Dataset excerpts
┏━━

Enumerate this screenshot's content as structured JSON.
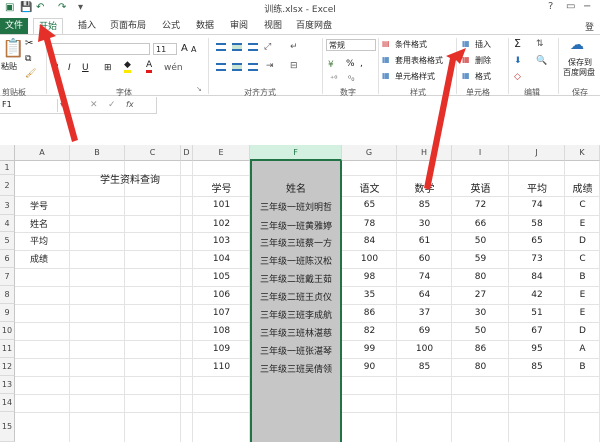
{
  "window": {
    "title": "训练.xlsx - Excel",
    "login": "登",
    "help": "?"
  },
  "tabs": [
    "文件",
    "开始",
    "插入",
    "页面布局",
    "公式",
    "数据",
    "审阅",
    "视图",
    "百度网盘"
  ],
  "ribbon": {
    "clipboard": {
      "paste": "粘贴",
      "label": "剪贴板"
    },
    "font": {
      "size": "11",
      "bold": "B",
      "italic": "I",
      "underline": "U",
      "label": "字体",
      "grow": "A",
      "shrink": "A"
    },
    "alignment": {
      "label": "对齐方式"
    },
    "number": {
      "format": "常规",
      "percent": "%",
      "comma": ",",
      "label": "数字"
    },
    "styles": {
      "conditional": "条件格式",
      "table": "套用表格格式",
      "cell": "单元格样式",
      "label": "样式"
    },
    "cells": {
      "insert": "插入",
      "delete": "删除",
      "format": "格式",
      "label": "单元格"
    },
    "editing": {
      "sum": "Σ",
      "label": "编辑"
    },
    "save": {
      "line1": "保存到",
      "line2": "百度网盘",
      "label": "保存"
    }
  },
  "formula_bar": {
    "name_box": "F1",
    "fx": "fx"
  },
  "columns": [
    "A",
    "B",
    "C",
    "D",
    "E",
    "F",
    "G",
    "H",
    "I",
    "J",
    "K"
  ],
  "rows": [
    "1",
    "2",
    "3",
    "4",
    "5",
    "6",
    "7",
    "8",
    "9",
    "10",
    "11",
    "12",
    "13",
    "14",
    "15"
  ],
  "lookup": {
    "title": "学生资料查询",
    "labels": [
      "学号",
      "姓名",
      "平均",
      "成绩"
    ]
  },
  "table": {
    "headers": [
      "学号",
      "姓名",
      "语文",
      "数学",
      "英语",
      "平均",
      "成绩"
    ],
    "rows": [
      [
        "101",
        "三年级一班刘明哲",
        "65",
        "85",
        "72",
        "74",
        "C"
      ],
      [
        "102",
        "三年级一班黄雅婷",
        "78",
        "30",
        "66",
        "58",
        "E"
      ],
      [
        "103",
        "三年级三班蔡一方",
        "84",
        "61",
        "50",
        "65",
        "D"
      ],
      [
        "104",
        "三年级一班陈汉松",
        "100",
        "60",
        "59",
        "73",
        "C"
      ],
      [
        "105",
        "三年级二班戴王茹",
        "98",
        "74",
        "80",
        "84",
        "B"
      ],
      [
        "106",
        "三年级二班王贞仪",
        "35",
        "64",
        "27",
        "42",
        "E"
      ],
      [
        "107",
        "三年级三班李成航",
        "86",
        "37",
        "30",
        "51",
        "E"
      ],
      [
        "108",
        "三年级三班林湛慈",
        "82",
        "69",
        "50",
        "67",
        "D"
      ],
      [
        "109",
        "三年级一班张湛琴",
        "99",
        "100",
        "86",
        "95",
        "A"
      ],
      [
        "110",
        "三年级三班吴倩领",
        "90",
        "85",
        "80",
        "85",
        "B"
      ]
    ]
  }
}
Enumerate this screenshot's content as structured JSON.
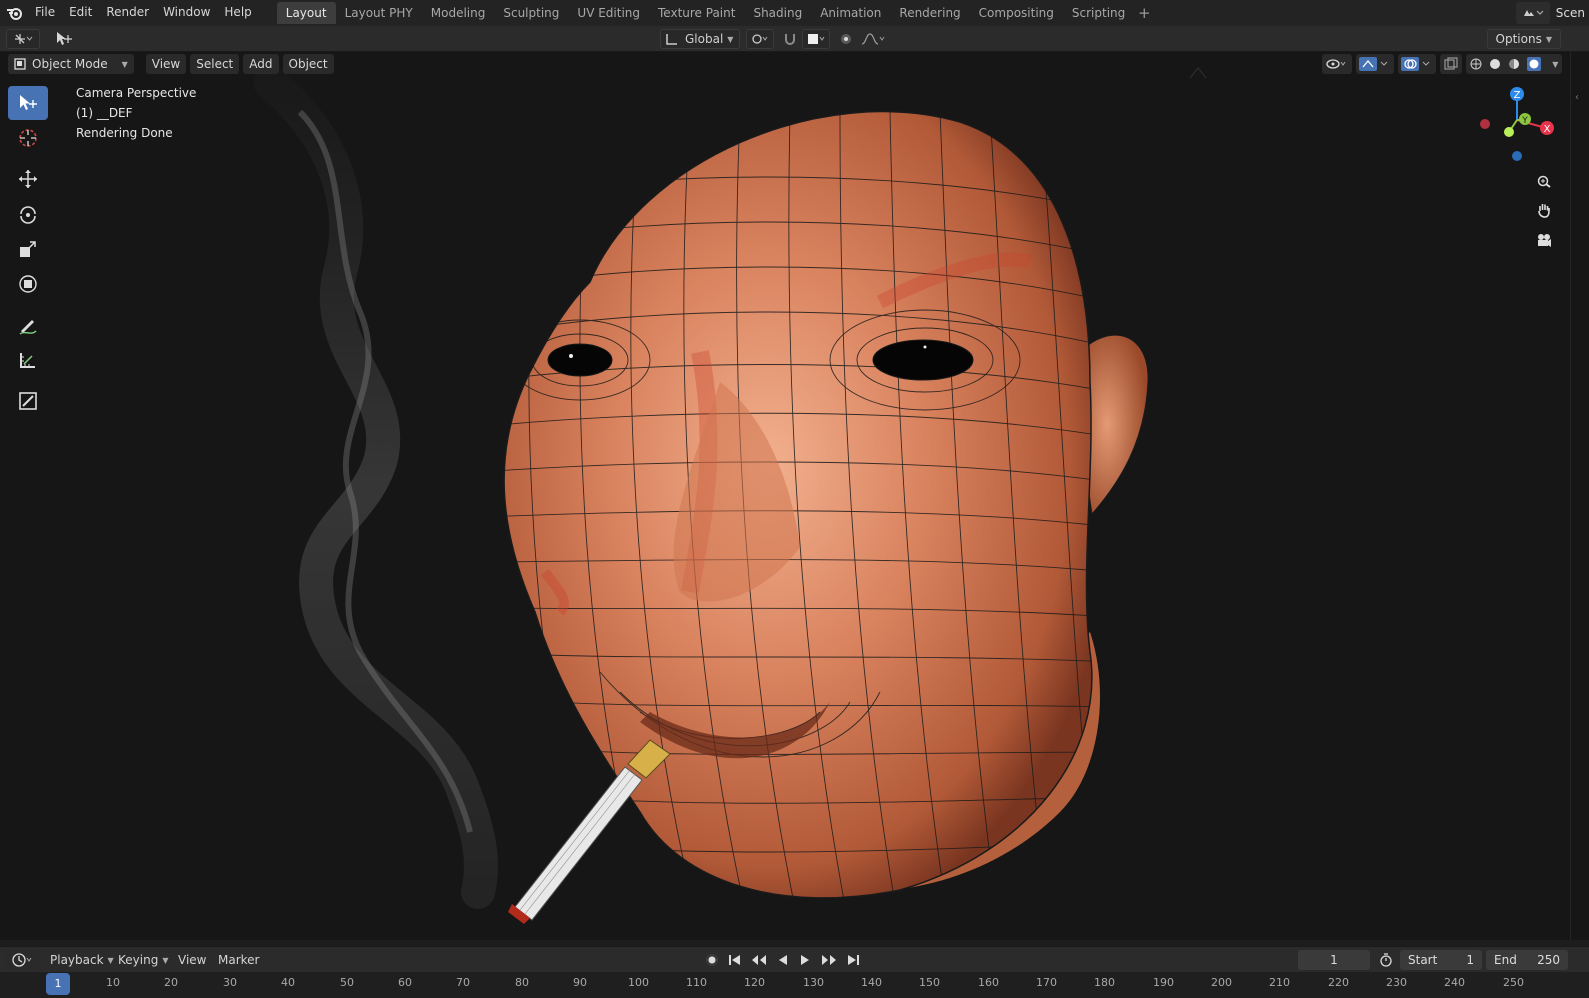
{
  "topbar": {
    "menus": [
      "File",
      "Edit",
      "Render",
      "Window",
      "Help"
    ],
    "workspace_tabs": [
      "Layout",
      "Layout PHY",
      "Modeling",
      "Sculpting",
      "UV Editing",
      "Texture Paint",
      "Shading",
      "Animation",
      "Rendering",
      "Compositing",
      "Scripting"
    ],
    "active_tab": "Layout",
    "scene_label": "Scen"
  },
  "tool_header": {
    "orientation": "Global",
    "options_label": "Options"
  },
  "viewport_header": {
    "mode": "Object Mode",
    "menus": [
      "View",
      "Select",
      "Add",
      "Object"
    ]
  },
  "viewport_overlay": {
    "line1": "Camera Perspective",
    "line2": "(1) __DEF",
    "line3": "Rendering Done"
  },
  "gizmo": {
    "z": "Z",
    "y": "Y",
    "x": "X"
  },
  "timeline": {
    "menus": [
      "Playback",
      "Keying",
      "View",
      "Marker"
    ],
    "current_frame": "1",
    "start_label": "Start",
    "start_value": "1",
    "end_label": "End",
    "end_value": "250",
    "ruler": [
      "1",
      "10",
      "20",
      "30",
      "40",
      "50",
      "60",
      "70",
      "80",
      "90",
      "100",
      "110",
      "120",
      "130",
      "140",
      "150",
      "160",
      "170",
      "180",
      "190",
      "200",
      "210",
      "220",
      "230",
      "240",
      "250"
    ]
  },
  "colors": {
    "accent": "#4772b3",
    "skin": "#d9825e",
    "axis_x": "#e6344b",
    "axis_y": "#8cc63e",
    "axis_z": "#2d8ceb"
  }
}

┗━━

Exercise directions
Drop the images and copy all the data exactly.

Output
Enumerate this screenshot's content as structured JSON.
{
  "window": {
    "title": "训练.xlsx - Excel",
    "login": "登",
    "help": "?"
  },
  "tabs": [
    "文件",
    "开始",
    "插入",
    "页面布局",
    "公式",
    "数据",
    "审阅",
    "视图",
    "百度网盘"
  ],
  "ribbon": {
    "clipboard": {
      "paste": "粘贴",
      "label": "剪贴板"
    },
    "font": {
      "size": "11",
      "bold": "B",
      "italic": "I",
      "underline": "U",
      "label": "字体",
      "grow": "A",
      "shrink": "A"
    },
    "alignment": {
      "label": "对齐方式"
    },
    "number": {
      "format": "常规",
      "percent": "%",
      "comma": ",",
      "label": "数字"
    },
    "styles": {
      "conditional": "条件格式",
      "table": "套用表格格式",
      "cell": "单元格样式",
      "label": "样式"
    },
    "cells": {
      "insert": "插入",
      "delete": "删除",
      "format": "格式",
      "label": "单元格"
    },
    "editing": {
      "sum": "Σ",
      "label": "编辑"
    },
    "save": {
      "line1": "保存到",
      "line2": "百度网盘",
      "label": "保存"
    }
  },
  "formula_bar": {
    "name_box": "F1",
    "fx": "fx"
  },
  "columns": [
    "A",
    "B",
    "C",
    "D",
    "E",
    "F",
    "G",
    "H",
    "I",
    "J",
    "K"
  ],
  "rows": [
    "1",
    "2",
    "3",
    "4",
    "5",
    "6",
    "7",
    "8",
    "9",
    "10",
    "11",
    "12",
    "13",
    "14",
    "15"
  ],
  "lookup": {
    "title": "学生资料查询",
    "labels": [
      "学号",
      "姓名",
      "平均",
      "成绩"
    ]
  },
  "table": {
    "headers": [
      "学号",
      "姓名",
      "语文",
      "数学",
      "英语",
      "平均",
      "成绩"
    ],
    "rows": [
      [
        "101",
        "三年级一班刘明哲",
        "65",
        "85",
        "72",
        "74",
        "C"
      ],
      [
        "102",
        "三年级一班黄雅婷",
        "78",
        "30",
        "66",
        "58",
        "E"
      ],
      [
        "103",
        "三年级三班蔡一方",
        "84",
        "61",
        "50",
        "65",
        "D"
      ],
      [
        "104",
        "三年级一班陈汉松",
        "100",
        "60",
        "59",
        "73",
        "C"
      ],
      [
        "105",
        "三年级二班戴王茹",
        "98",
        "74",
        "80",
        "84",
        "B"
      ],
      [
        "106",
        "三年级二班王贞仪",
        "35",
        "64",
        "27",
        "42",
        "E"
      ],
      [
        "107",
        "三年级三班李成航",
        "86",
        "37",
        "30",
        "51",
        "E"
      ],
      [
        "108",
        "三年级三班林湛慈",
        "82",
        "69",
        "50",
        "67",
        "D"
      ],
      [
        "109",
        "三年级一班张湛琴",
        "99",
        "100",
        "86",
        "95",
        "A"
      ],
      [
        "110",
        "三年级三班吴倩领",
        "90",
        "85",
        "80",
        "85",
        "B"
      ]
    ]
  }
}
Enumerate this screenshot's content as structured JSON.
{
  "topbar": {
    "menus": [
      "File",
      "Edit",
      "Render",
      "Window",
      "Help"
    ],
    "workspace_tabs": [
      "Layout",
      "Layout PHY",
      "Modeling",
      "Sculpting",
      "UV Editing",
      "Texture Paint",
      "Shading",
      "Animation",
      "Rendering",
      "Compositing",
      "Scripting"
    ],
    "active_tab": "Layout",
    "scene_label": "Scen"
  },
  "tool_header": {
    "orientation": "Global",
    "options_label": "Options"
  },
  "viewport_header": {
    "mode": "Object Mode",
    "menus": [
      "View",
      "Select",
      "Add",
      "Object"
    ]
  },
  "viewport_overlay": {
    "line1": "Camera Perspective",
    "line2": "(1) __DEF",
    "line3": "Rendering Done"
  },
  "gizmo": {
    "z": "Z",
    "y": "Y",
    "x": "X"
  },
  "timeline": {
    "menus": [
      "Playback",
      "Keying",
      "View",
      "Marker"
    ],
    "current_frame": "1",
    "start_label": "Start",
    "start_value": "1",
    "end_label": "End",
    "end_value": "250",
    "ruler": [
      "1",
      "10",
      "20",
      "30",
      "40",
      "50",
      "60",
      "70",
      "80",
      "90",
      "100",
      "110",
      "120",
      "130",
      "140",
      "150",
      "160",
      "170",
      "180",
      "190",
      "200",
      "210",
      "220",
      "230",
      "240",
      "250"
    ]
  },
  "colors": {
    "accent": "#4772b3",
    "skin": "#d9825e",
    "axis_x": "#e6344b",
    "axis_y": "#8cc63e",
    "axis_z": "#2d8ceb"
  }
}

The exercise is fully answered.